Social workers work with people who often have incredibly complex and chaotic lives. Dealing with issues such as abuse, mental health problems, domestic violence, addiction and enormous debts does not always mean quick fixes. It means staying with people and supporting them to lead better lives long enough for them to be able to make real changes – not just to meet spurious politically driven targets.
Louise Casey needs to understand this is absolutely not collusion – it is about securing results that do more than satisfy the simplistic demands of the Communities Secretary Eric Pickles.
Social workers are the last profession to shy away from challenging families and being honest with them about behaviour that harms them or the people around them. They know how to do this assertively and, at the same time, respectfully, which prolonged experience shows us can secure better results than simply demanding people to change the way they live.
It is social workers who, day-in and day-out, are prepared to enter the homes and the lives of people most of society would not to think about. It is social workers who are willing to confront these individuals about the way they live and the changes they need to make to turn themselves around successfully and keep their families together. It is social workers who are prepared to do this as a core part of their job, for months and years on end if that is what it takes.

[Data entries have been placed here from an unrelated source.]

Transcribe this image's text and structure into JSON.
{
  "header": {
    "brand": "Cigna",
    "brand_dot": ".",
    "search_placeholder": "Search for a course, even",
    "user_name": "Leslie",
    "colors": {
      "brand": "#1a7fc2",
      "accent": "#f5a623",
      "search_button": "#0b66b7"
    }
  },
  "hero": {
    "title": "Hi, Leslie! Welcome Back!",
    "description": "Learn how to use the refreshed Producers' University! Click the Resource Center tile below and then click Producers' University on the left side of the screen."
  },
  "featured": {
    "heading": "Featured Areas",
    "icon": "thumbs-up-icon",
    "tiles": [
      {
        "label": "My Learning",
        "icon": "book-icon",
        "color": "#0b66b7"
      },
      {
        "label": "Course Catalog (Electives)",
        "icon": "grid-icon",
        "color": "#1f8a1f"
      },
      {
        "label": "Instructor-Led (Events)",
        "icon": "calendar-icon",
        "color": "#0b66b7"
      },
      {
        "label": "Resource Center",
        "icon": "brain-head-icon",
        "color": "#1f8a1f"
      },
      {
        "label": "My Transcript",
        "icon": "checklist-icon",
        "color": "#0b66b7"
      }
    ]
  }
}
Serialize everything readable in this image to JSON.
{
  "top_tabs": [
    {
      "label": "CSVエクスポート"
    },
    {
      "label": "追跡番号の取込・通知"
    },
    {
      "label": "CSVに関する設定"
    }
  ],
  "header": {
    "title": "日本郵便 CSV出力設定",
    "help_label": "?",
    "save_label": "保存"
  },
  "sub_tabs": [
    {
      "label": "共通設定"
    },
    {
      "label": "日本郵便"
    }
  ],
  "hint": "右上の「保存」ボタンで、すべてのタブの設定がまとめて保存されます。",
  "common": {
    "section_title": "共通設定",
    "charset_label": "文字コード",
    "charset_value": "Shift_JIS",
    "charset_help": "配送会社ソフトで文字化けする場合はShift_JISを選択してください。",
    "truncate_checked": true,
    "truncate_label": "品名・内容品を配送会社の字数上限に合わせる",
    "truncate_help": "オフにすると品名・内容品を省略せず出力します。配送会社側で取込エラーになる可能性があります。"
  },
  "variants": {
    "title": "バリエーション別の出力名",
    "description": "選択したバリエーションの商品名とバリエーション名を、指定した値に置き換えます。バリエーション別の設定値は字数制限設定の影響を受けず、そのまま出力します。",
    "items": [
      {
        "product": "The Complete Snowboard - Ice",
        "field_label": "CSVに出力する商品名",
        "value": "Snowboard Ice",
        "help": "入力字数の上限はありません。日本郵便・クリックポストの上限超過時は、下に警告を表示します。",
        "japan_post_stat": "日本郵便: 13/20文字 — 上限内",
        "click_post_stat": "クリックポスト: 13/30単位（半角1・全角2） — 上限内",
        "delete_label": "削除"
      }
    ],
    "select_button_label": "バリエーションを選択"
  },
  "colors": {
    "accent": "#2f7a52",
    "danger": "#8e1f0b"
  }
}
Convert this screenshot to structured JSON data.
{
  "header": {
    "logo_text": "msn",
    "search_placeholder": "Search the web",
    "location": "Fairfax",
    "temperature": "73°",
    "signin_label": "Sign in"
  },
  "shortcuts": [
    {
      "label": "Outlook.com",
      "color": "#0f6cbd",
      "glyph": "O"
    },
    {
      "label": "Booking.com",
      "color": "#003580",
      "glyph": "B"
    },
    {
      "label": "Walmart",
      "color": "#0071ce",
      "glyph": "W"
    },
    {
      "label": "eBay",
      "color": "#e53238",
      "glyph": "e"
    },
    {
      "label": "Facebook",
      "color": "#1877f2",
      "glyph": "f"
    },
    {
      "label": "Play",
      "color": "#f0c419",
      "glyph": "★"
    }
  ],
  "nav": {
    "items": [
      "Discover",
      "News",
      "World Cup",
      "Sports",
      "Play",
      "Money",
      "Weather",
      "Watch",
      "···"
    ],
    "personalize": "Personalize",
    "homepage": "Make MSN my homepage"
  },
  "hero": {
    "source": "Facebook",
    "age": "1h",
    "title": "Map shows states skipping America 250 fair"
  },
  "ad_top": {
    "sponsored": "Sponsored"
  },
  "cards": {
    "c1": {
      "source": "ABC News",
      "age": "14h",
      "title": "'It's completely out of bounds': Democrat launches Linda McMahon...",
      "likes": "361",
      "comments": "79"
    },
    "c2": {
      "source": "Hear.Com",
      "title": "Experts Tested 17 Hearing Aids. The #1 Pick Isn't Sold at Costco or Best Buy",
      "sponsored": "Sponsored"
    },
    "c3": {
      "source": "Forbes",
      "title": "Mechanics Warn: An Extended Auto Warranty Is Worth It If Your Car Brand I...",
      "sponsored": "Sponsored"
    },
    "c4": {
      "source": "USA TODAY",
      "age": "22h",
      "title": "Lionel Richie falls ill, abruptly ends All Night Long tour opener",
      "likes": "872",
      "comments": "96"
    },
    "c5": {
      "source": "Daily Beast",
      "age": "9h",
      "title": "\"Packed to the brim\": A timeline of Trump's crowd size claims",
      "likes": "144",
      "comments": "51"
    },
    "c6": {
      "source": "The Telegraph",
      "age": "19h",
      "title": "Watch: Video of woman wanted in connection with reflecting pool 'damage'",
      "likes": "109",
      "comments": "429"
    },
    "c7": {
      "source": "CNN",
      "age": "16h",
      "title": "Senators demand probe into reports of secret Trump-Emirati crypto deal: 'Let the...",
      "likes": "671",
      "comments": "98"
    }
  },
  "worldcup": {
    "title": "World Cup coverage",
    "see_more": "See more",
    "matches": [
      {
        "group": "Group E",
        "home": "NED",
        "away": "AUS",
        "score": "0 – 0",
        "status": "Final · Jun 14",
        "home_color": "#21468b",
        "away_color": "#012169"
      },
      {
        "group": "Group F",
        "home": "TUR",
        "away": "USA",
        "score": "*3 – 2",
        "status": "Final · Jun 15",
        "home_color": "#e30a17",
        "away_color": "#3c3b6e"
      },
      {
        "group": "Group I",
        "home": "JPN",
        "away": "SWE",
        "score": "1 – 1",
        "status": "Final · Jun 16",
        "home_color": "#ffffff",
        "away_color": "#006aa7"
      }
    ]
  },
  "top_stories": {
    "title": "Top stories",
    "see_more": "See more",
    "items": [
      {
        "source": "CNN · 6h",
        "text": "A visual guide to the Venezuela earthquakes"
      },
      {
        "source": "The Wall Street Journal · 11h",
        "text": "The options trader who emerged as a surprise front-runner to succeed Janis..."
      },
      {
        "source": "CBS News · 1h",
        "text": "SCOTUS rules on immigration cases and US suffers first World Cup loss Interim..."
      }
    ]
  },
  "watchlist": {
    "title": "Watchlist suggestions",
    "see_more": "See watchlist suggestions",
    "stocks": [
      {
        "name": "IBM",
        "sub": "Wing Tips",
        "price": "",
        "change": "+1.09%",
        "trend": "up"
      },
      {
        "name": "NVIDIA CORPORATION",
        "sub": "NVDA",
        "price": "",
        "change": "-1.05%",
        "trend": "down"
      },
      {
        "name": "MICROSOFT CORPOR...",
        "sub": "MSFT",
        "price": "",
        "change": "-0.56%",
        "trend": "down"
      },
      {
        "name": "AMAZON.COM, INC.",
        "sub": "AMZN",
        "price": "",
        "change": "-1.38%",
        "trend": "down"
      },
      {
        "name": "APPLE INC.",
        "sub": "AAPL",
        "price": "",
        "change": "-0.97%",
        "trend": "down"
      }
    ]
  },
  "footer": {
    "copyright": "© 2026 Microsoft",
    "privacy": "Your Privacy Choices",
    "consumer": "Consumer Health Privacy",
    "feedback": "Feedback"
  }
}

The Troubled Families initiative has some interesting ideas, but they aren’t new. Social workers want to have more chances to work together with families over sustained periods of time, and are no strangers to the common sense perspective on which Ms Casey and Mr Pickles seem to think they have a monopoly.
It must also be made clear that the sums involved in the Troubled Families initiative are a drop in the ocean compared with the cuts being made to local authority budgets, while the evidence of the programme’s success remains, at best, opaque.
Eric Pickles casually suggested last month that 120,000 families have now been "turned around" and that many more will follow, but the case has simply not yet been made for the efficacy of the initiative.
Such statements, and the project in general, lack detail and evidence, which must be presented to the public if this scheme is to be regarded as a legitimate and effective means of supporting families living chaotic lives.
Cuts on top of cuts mean social workers can expect fewer resources to deal with an ever-rising demand for their services. So while Ms Casey trumpets the potential of Troubled Families, so social workers will be given fewer resources with which to help transform people’s lives over the long haul.
We can expect more closures of Sure Start facilities for struggling parents, fewer options for referring children to specialist services and fewer administrative staff employed to enable social workers to leave their desks and make all-important home visits to potentially vulnerable families.
Social workers used a poll by the British Association of Social Workers last week to warn ministers that they were already struggling to properly fulfill their safeguarding responsibilities. More than 94% of respondents to the weekend survey said more cuts would put the lives of vulnerable people in jeopardy, coming on top of already unmanageable reductions in spending since 2010.
Louise Casey may know a thing or two about how to help "troubled families" and her scheme may have something to offer those in need of support, but her use of such pejorative language to describe brave and determined professionals does her little credit.